Data excerpts
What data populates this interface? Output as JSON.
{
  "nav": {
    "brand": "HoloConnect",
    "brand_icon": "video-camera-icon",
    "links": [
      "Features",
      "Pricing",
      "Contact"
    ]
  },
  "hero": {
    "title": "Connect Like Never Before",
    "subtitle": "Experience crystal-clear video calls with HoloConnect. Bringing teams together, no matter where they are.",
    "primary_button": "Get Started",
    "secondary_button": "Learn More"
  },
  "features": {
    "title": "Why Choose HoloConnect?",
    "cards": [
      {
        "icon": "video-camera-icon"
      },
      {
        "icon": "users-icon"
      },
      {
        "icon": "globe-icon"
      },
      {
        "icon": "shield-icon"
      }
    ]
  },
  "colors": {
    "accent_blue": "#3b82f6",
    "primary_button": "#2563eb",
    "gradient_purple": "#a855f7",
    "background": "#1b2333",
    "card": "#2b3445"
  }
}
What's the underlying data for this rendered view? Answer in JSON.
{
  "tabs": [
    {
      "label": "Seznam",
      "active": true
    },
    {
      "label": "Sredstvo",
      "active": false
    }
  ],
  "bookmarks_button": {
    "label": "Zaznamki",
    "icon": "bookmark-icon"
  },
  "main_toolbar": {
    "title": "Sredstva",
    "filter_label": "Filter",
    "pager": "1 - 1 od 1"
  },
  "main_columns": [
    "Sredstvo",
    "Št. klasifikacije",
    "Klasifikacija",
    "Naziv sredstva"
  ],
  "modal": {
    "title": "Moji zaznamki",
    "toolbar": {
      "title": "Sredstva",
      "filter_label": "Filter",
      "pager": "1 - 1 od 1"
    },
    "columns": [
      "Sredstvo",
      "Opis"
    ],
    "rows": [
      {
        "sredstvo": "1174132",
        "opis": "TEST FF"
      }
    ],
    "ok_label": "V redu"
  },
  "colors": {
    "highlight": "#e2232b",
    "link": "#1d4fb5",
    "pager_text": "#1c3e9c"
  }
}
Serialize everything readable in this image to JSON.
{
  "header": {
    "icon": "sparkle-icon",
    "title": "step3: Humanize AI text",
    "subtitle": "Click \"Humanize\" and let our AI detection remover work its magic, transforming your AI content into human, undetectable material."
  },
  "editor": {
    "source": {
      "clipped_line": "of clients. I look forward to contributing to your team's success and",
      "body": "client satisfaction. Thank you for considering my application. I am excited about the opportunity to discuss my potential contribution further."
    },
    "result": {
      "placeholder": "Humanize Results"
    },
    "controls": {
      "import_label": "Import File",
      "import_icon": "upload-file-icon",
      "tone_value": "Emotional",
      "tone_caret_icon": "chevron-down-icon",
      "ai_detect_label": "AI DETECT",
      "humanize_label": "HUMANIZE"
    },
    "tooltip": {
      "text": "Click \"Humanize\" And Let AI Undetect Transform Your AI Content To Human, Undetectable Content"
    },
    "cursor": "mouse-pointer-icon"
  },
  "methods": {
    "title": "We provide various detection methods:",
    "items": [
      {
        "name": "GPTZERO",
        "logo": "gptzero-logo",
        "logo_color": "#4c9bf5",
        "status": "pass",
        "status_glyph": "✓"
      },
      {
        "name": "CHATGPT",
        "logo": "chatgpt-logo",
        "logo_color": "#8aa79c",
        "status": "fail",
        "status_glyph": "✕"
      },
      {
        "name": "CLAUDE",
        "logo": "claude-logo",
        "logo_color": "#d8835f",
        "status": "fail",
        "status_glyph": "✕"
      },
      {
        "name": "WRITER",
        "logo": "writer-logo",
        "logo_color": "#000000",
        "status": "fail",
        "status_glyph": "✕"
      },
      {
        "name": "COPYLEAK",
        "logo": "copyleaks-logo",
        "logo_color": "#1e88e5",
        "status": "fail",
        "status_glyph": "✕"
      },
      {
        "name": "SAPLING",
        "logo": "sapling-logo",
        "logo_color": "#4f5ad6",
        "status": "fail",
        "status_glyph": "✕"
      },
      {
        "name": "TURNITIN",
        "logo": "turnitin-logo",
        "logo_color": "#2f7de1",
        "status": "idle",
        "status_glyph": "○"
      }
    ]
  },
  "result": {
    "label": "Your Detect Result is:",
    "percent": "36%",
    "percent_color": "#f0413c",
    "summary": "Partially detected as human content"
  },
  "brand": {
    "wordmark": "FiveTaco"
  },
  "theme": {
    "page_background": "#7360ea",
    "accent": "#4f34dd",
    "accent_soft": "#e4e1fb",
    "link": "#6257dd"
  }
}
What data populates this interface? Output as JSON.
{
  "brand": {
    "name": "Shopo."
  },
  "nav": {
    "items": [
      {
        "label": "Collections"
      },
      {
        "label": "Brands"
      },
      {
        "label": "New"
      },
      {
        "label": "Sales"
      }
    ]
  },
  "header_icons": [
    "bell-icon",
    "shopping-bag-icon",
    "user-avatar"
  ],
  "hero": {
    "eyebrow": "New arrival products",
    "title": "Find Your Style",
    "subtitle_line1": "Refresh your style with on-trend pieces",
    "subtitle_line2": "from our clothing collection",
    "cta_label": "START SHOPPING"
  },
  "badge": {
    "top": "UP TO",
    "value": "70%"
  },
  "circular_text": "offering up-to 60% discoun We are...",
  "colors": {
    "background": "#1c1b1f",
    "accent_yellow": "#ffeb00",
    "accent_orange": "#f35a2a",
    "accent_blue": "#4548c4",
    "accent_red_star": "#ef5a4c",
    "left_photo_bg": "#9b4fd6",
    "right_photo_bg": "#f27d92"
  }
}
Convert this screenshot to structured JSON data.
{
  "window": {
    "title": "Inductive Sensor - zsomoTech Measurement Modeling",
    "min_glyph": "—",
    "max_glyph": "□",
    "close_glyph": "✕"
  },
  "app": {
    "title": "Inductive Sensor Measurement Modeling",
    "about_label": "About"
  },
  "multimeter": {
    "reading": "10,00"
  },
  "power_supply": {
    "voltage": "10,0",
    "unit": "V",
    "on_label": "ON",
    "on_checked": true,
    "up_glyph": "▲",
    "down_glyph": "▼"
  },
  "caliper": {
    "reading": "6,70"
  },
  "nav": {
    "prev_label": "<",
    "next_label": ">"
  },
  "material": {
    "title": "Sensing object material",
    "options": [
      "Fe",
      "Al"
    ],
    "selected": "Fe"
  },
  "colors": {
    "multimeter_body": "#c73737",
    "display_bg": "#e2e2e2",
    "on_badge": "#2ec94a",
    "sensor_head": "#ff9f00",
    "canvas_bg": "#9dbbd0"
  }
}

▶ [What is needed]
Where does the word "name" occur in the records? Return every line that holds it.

▶ [Answer section]
        "name": "GPTZERO",
        "name": "CHATGPT",
        "name": "CLAUDE",
        "name": "WRITER",
        "name": "COPYLEAK",
        "name": "SAPLING",
        "name": "TURNITIN",
    "name": "Shopo."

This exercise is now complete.